Posted by & filed under House Demolitions.

Gadi Dagon

– Photo: Gadi Dagon

To stage a play in Israel about the Palestinian Nakba and the systemic destruction of Palestinian homes is to breech a taboo and challenge a deeply entrenched culture of repression and denial. It was no surprise then that news about the play “Palestine, Year Zero” was not well received by Israel’s cultural commissars.

The play follows an old building appraiser as he surveys the destruction of Palestinian houses. The stories of the houses and of the families who lived in them that he documents as he moves from city to city, and from neighbourhood to neighbourhood, reveal grim chapters in the history and ongoing reality of life in Palestine. The appraiser moves from houses in Silwan which are crumbling from the excavations of the City of David below them, to Jenin refugee camp where Israeli soldiers had wrecked houses by blasting a path through their walls, to houses in Gaza destroyed in aerial bombing, and those in Al-’Araqib that have been demolished more than 100 times as well as others destroyed for “administrative” or punitive reasons.

About two weeks before the play was scheduled to premiere at the Acco festival, a complaint was lodged with the Minister of Culture Miri Regev alleging that it contains messages of incitement that undermine the state and offend its symbols. These allegations were based only on the synopsis of the play and its list of supporters, which included the names of Israeli NGOs that assist Palestinians whose rights have been violated due to Israeli policies and practices. Following that, the Minister issued a statement saying that the play would be examined by her office and that a representative on her behalf would visit the rehearsals. Immediately after the minister’s statement was made public, all of the other festival participants announced, in an act of solidarity, that they would not perform their plays at the festival if “Palestine, Year Zero” would be prevented from performing. There was also an outright refusal to allow the ministry’s representatives to view rehearsals. However, the festival organizers did send a copy of the text of the play to the Minister’s office saying they had nothing to hide. This was an unfortunate decision as the Ministry in fact has no legal authority to demand to see plays in advance and an unfortunate precedent may have been set.
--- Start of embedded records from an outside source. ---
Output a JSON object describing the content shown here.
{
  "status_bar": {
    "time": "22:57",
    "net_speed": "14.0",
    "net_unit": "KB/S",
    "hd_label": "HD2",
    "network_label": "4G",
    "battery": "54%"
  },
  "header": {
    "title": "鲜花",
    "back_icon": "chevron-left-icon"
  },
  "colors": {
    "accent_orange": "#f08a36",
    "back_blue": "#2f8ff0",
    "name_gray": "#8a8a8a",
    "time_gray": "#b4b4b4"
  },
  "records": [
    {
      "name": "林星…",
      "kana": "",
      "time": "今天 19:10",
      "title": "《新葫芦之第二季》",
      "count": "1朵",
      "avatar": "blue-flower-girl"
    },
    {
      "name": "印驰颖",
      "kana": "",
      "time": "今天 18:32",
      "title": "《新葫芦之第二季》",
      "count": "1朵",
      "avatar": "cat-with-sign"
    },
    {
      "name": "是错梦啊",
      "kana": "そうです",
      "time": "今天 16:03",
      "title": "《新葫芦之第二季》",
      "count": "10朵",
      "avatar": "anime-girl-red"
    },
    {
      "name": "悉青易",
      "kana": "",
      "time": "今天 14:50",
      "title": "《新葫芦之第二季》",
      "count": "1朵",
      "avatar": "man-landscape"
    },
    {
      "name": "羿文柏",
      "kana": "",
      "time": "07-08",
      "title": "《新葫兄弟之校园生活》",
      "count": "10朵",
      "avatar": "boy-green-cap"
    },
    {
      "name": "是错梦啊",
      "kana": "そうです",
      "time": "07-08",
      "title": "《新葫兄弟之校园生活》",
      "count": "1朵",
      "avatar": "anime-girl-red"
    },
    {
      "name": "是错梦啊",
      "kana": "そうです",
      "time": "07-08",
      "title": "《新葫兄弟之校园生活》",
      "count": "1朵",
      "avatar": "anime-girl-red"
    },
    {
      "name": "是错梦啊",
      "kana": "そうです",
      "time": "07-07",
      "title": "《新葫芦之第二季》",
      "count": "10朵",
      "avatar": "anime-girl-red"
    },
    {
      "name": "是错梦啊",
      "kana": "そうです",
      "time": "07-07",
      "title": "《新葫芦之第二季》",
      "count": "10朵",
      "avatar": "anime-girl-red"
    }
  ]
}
In any event, when the Minister was informed that she lacked the authority to cancel the play and that if she nevertheless attempted to do so all participants would withdraw and the entire festival would be cancelled, she retracted her objection noting that her office had found that the play does not in fact undermine the state or offend its symbols. Thus, Regev’s intervention ironically resulted in a heretofore unthinkable ministerial stamp of approval for a play unabashedly addressing the calamity that the Palestinian people have been enduring since 1948. This much repressed reality entailing the systematic destruction of thousands of Palestinian houses and of the entire Palestinian home was allowed to appear on the public stage with the official approval of Israel’s hawkish minister of culture.

The play was successfully staged to critical acclaim and its lead actor, George Ibrahim, director of the al Kasba theatre in Ramallah, was awarded first prize for exceptional performance.
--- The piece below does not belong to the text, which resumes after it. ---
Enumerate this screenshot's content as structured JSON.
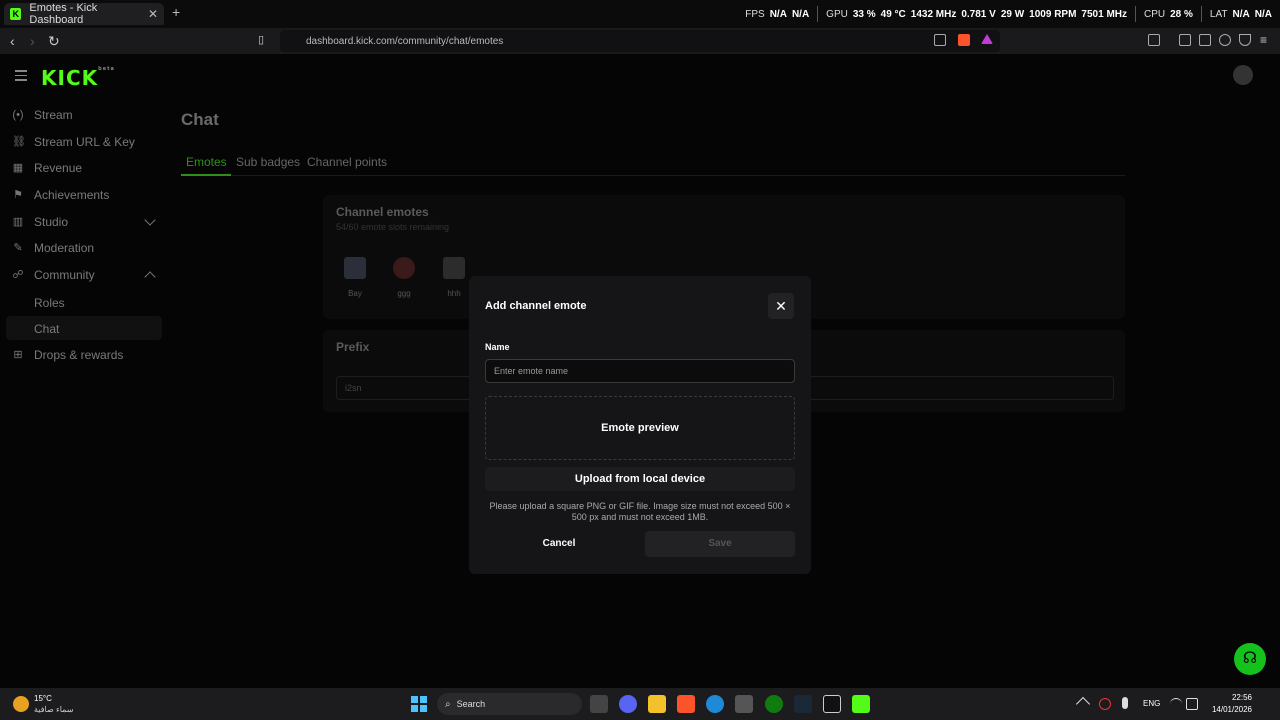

Einat Weizman is an actress, director & human rights activist

Contact for trial-runs and orders.


Leave a Reply

Your email address will not be published. Required fields are marked *

I accept the Privacy Policy

This site uses Akismet to reduce spam. Learn how your comment data is processed.